Leading technical change
Equality Insights is a gender-sensitive measure of poverty of inequality. The measure is underpinned by purpose-built survey tools: Equality Insights Plus and Equality Insights Rapid.
Both tools collect information about 15 key areas of life including social, economic, and environmental dimensions, as well as assets, to reflect experiences of financial and multidimensional poverty. Grounded in lived experience, these 15 dimensions were identified through a participatory process with more than 3000 people with experiences of poverty.
The purpose of these Equality Insights surveys is to collect information about different aspects of a person’s life including their health, clothing, access to water, sanitation, their ability to raise concerns with local authorities, the demands on their time and other details that help to understand people’s circumstances.
The surveys produce inclusive data that drives evidenced-base decision-making and inspires transformative change. Our data is used by governments, national statistics offices, women’s rights organisations and gender data advocates to develop effective solutions that reduce poverty and inequality.
These tools have been informed by more than a decade of research and innovation.
Features of the tools:
- Multidimensional: measures 15 dimensions of life as identified by people with lived experience of poverty.
- Individual-level: collects information from individuals, rather than ‘heads of households’, to paint a more accurate picture.
- Gender-sensitive: assesses areas of life that are shaped by gender with questions that help to show how this influences experiences of poverty and inequality.
- Scalar: uses a scale to understand the severity or depth of poverty that is being experienced.
Equality Insights Plus
Equality Insights Plus is a long form survey that takes one hour to complete. It is a face-to-face survey, and interviews are conducted with all adults within a sampled household.
Equality Insights Rapid
Equality Insights Rapid is designed to collect data quickly and remotely, making it a useful tool in times of disaster or disruption. The survey is conducted by phone using Computer Assisted Telephone Interviewing (CATI). It is a shorter variant of Equality Insights Plus, while maintaining the focus on 15 key areas of life plus assets, as well as ability to conduct intersectional analysis.
Reflections on the nature of poverty from data collectors in the Solomon Islands
Data collectors in each country receive in-depth training to administer the survey to individuals in their broader communities. The survey asks a set of questions about each of the 15 dimensions and about assets. Information on the ethnicity, religion, age, gender and each individual’s self-assessed quality of life is also collected, in order to understand how these factors influence deprivation and inequality and interact to deepen disadvantage. Data is de-identified and stored in ways that support detailed analysis while ensuring privacy and security.

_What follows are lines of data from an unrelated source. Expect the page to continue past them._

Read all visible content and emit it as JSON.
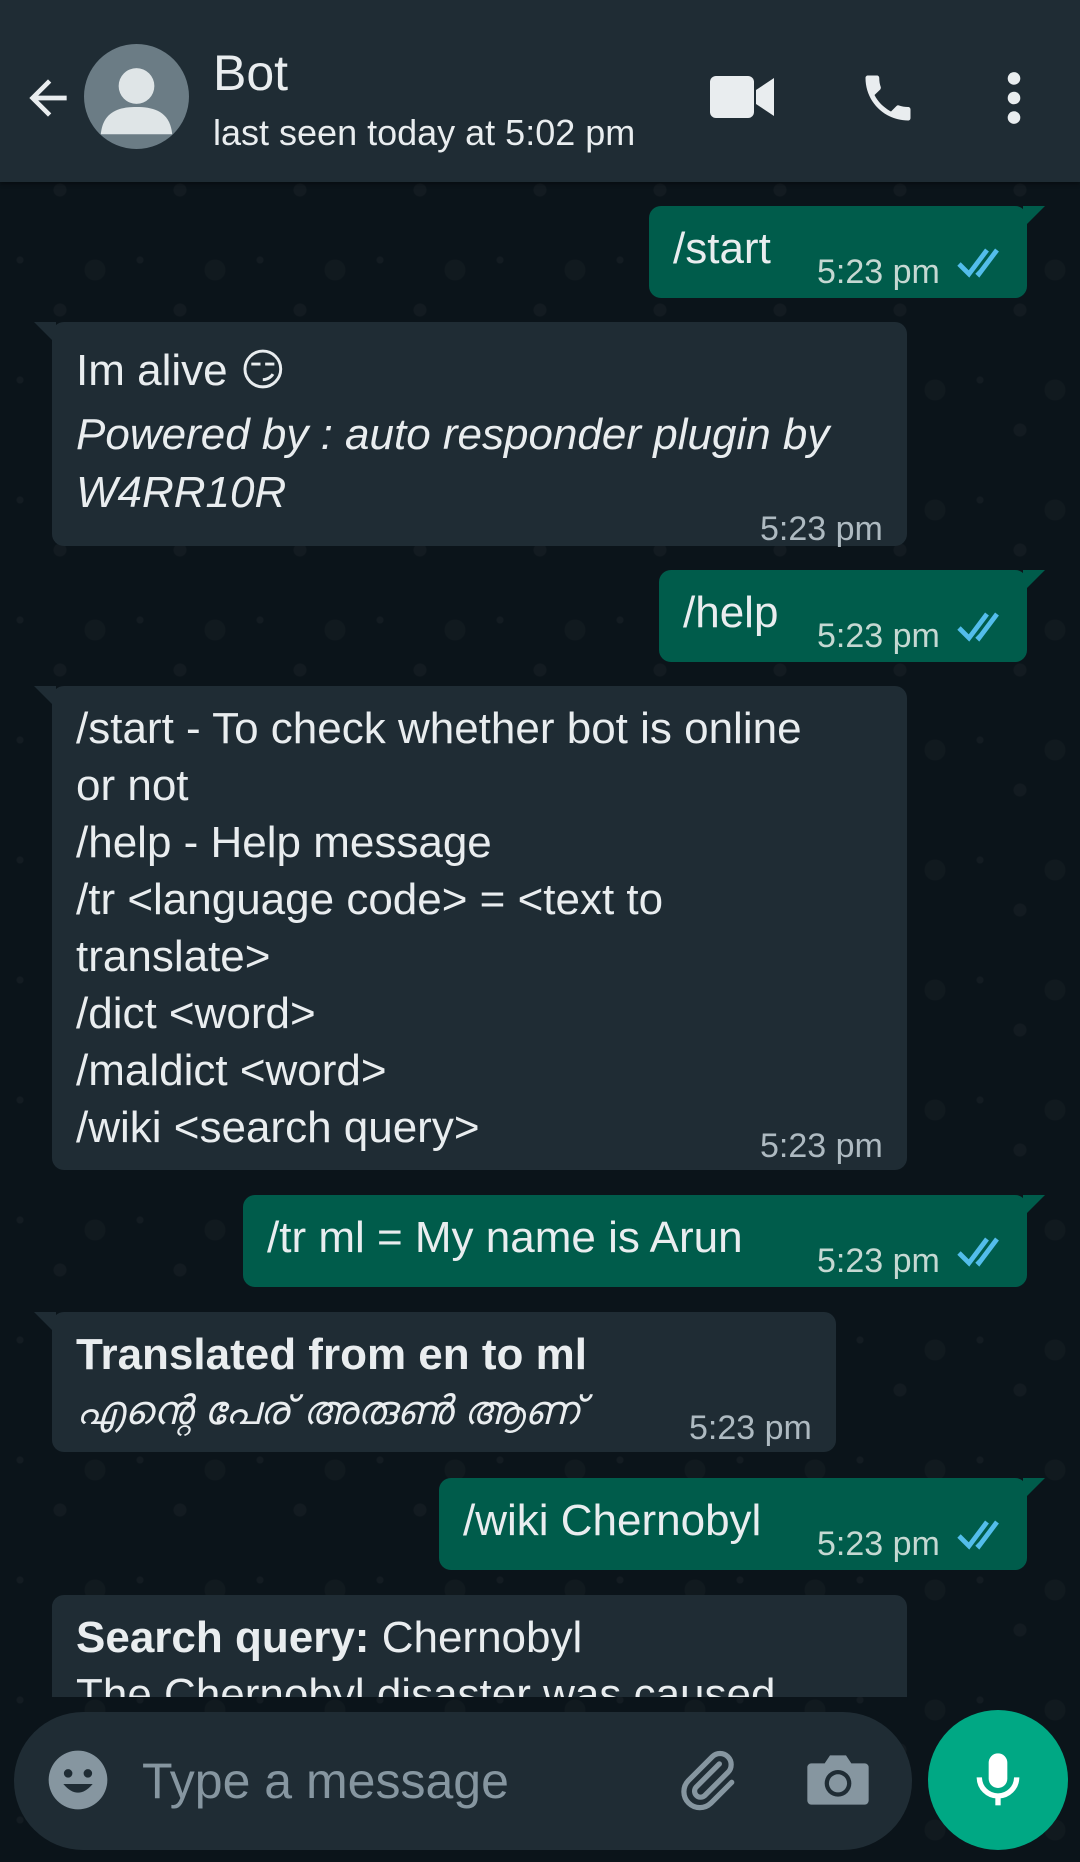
{
  "header": {
    "contact_name": "Bot",
    "status": "last seen today at 5:02 pm"
  },
  "messages": [
    {
      "direction": "outgoing",
      "text": "/start",
      "time": "5:23 pm",
      "read": true
    },
    {
      "direction": "incoming",
      "line1": "Im alive 😏",
      "line2": "Powered by : auto responder plugin by",
      "line3": "W4RR10R",
      "time": "5:23 pm"
    },
    {
      "direction": "outgoing",
      "text": "/help",
      "time": "5:23 pm",
      "read": true
    },
    {
      "direction": "incoming",
      "lines": [
        "/start - To check whether bot is online",
        "or not",
        "/help - Help message",
        "/tr <language code> = <text to",
        "translate>",
        "/dict <word>",
        "/maldict <word>",
        "/wiki <search query>"
      ],
      "time": "5:23 pm"
    },
    {
      "direction": "outgoing",
      "text": "/tr ml = My name is Arun",
      "time": "5:23 pm",
      "read": true
    },
    {
      "direction": "incoming",
      "heading": "Translated from en to ml",
      "body": "എന്റെ പേര് അരുൺ ആണ്",
      "time": "5:23 pm"
    },
    {
      "direction": "outgoing",
      "text": "/wiki Chernobyl",
      "time": "5:23 pm",
      "read": true
    },
    {
      "direction": "incoming",
      "label": "Search query:",
      "value": " Chernobyl",
      "body": "The Chernobyl disaster was caused"
    }
  ],
  "composer": {
    "placeholder": "Type a message"
  },
  "icons": {
    "back": "arrow-left-icon",
    "avatar": "person-icon",
    "video": "video-camera-icon",
    "phone": "phone-icon",
    "more": "more-vert-icon",
    "emoji": "emoji-icon",
    "attach": "paperclip-icon",
    "camera": "camera-icon",
    "mic": "microphone-icon",
    "read_receipt": "double-check-icon"
  },
  "colors": {
    "header_bg": "#1f2c34",
    "incoming_bubble": "#1f2c34",
    "outgoing_bubble": "#005c4b",
    "accent": "#00a884",
    "read_tick": "#53bdeb"
  }
}
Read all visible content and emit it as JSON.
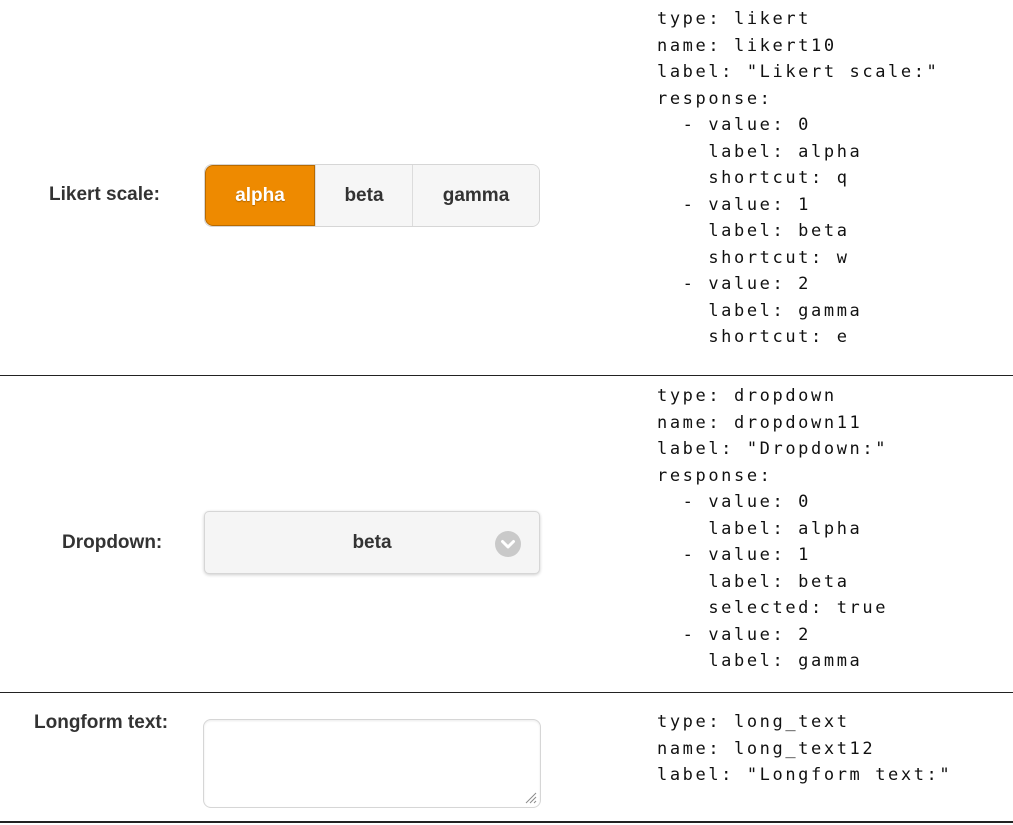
{
  "likert": {
    "label": "Likert scale:",
    "options": [
      {
        "label": "alpha",
        "selected": true
      },
      {
        "label": "beta",
        "selected": false
      },
      {
        "label": "gamma",
        "selected": false
      }
    ],
    "accent_color": "#ee8a00",
    "code_lines": [
      "type: likert",
      "name: likert10",
      "label: \"Likert scale:\"",
      "response:",
      "  - value: 0",
      "    label: alpha",
      "    shortcut: q",
      "  - value: 1",
      "    label: beta",
      "    shortcut: w",
      "  - value: 2",
      "    label: gamma",
      "    shortcut: e"
    ]
  },
  "dropdown": {
    "label": "Dropdown:",
    "selected_value": "beta",
    "icon": "chevron-down-circle-icon",
    "code_lines": [
      "type: dropdown",
      "name: dropdown11",
      "label: \"Dropdown:\"",
      "response:",
      "  - value: 0",
      "    label: alpha",
      "  - value: 1",
      "    label: beta",
      "    selected: true",
      "  - value: 2",
      "    label: gamma"
    ]
  },
  "longform": {
    "label": "Longform text:",
    "value": "",
    "icon": "resize-handle-icon",
    "code_lines": [
      "type: long_text",
      "name: long_text12",
      "label: \"Longform text:\""
    ]
  }
}
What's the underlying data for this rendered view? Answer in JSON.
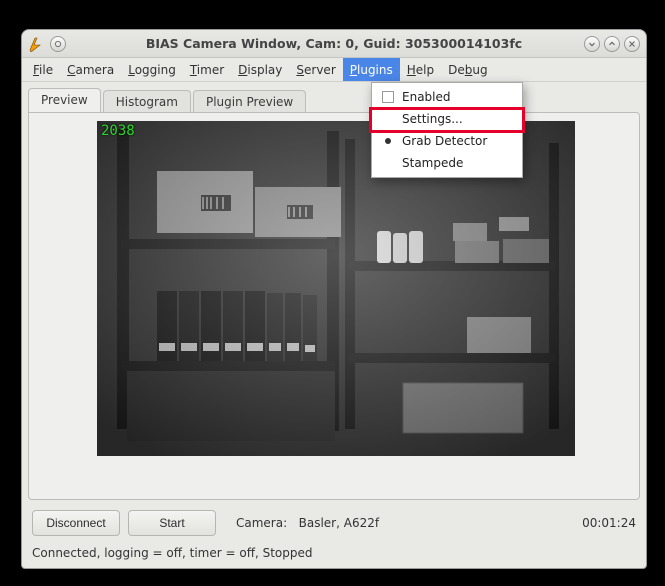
{
  "window": {
    "title": "BIAS Camera Window, Cam: 0, Guid: 305300014103fc"
  },
  "menubar": {
    "items": [
      {
        "label": "File",
        "underline_index": 0
      },
      {
        "label": "Camera",
        "underline_index": 0
      },
      {
        "label": "Logging",
        "underline_index": 0
      },
      {
        "label": "Timer",
        "underline_index": 0
      },
      {
        "label": "Display",
        "underline_index": 0
      },
      {
        "label": "Server",
        "underline_index": 0
      },
      {
        "label": "Plugins",
        "underline_index": 0,
        "active": true
      },
      {
        "label": "Help",
        "underline_index": 0
      },
      {
        "label": "Debug",
        "underline_index": 2
      }
    ]
  },
  "plugins_menu": {
    "enabled": "Enabled",
    "settings": "Settings...",
    "grab_detector": "Grab Detector",
    "stampede": "Stampede",
    "highlight": "settings"
  },
  "tabs": {
    "items": [
      "Preview",
      "Histogram",
      "Plugin Preview"
    ],
    "active_index": 0
  },
  "preview": {
    "frame_counter": "2038"
  },
  "controls": {
    "disconnect": "Disconnect",
    "start": "Start"
  },
  "camera": {
    "label_prefix": "Camera:",
    "value": "Basler, A622f"
  },
  "elapsed": "00:01:24",
  "status_line": "Connected, logging = off, timer = off, Stopped"
}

Collaborating organisations and wider stakeholders help determine analysis priorities and make sense of results in the local context, focusing insights and connecting them to opportunities for change.